EXERCISE:
Return, from the listing below, each line where the word "Susan" appears.

STORED DATA:
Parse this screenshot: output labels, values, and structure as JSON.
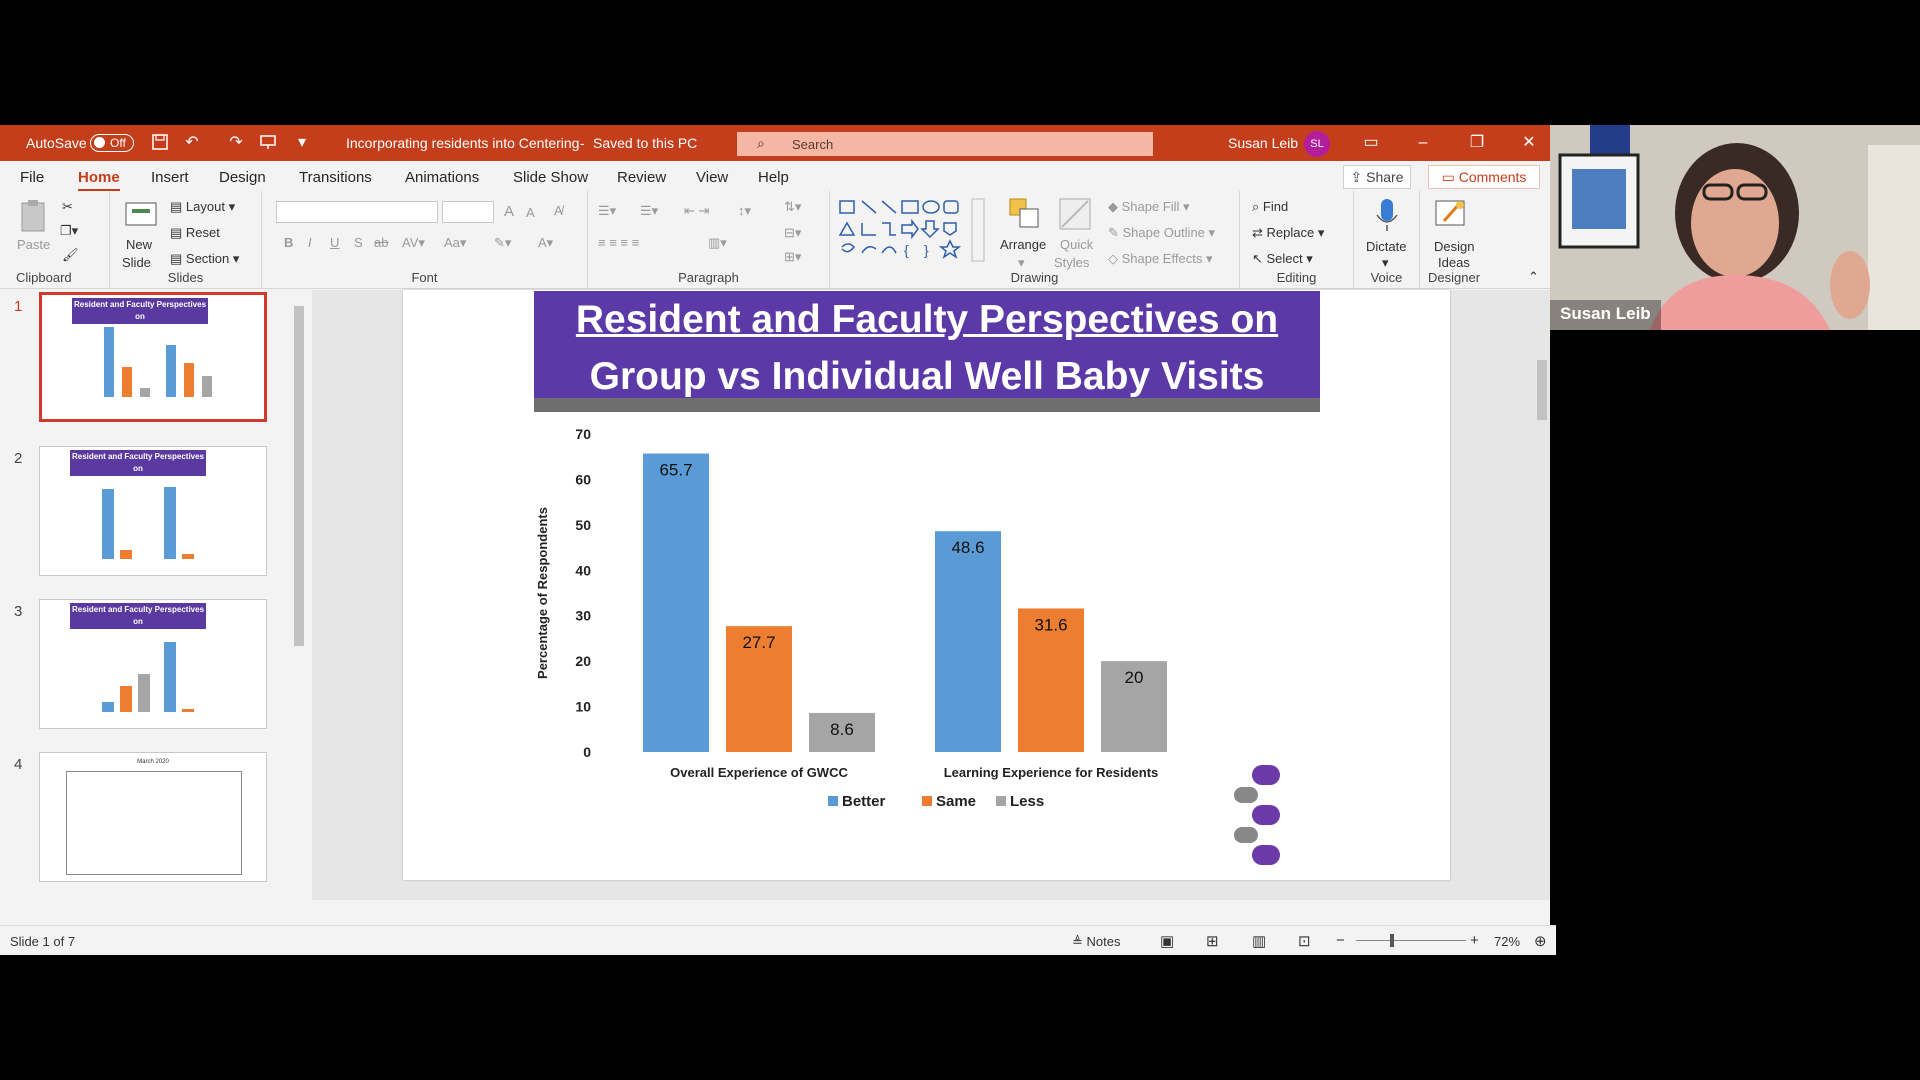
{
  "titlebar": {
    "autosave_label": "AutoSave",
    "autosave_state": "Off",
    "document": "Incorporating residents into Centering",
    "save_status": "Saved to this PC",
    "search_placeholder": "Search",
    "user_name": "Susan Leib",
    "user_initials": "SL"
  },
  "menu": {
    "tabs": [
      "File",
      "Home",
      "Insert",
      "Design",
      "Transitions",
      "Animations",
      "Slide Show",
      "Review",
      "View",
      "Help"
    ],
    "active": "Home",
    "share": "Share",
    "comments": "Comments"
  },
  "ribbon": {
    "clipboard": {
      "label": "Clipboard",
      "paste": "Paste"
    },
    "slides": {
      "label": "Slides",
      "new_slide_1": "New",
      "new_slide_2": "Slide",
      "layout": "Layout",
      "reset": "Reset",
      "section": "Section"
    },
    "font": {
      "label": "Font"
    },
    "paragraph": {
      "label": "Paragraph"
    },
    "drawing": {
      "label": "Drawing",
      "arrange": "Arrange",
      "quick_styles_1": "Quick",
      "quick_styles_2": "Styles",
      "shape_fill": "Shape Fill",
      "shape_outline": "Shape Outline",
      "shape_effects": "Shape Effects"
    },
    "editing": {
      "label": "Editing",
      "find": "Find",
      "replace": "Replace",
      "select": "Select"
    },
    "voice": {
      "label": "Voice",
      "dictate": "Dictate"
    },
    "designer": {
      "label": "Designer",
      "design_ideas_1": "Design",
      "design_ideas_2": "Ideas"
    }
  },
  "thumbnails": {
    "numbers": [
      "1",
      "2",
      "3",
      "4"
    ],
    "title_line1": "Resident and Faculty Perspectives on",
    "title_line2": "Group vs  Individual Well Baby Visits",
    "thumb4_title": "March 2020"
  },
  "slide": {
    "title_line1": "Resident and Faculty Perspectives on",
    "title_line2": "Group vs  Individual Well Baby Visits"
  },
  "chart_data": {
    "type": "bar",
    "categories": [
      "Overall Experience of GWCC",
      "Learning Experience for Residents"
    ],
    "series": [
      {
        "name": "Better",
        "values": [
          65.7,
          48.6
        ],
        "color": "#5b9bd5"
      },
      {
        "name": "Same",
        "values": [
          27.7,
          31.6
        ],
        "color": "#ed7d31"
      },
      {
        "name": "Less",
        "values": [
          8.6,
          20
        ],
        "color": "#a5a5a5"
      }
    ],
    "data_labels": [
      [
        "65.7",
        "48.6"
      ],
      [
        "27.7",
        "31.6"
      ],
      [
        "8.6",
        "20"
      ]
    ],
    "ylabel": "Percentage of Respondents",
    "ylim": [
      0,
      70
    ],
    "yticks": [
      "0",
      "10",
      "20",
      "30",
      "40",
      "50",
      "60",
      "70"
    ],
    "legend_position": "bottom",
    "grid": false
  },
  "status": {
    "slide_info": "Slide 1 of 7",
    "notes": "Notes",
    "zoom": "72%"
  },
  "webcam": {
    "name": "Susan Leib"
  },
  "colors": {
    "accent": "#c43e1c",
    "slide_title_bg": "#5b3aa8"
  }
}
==
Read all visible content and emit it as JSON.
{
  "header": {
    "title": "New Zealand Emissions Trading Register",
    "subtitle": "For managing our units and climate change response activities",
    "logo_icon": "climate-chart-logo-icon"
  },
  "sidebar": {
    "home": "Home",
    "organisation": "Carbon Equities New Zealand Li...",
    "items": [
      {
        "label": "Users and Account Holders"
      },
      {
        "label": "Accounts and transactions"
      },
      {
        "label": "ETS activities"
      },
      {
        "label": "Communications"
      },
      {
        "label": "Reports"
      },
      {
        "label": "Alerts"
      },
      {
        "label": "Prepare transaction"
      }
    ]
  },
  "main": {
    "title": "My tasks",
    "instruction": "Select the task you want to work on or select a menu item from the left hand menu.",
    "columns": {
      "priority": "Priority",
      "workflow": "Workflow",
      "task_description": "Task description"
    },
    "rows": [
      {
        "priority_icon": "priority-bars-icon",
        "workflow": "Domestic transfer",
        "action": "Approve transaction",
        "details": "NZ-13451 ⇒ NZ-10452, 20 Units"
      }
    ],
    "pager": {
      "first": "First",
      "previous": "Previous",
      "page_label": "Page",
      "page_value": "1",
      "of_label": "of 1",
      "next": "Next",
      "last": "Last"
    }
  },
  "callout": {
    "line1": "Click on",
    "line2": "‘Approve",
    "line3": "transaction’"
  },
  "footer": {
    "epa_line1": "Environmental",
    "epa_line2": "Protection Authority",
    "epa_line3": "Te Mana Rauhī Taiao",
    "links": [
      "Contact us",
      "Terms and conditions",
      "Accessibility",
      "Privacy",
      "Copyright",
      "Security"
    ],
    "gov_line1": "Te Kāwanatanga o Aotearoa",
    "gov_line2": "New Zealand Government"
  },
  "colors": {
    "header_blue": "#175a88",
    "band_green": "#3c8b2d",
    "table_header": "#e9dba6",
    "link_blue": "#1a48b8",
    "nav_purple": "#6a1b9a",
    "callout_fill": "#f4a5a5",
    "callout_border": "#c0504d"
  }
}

EXERCISE RESPONSE:
    "user_name": "Susan Leib",
    "name": "Susan Leib"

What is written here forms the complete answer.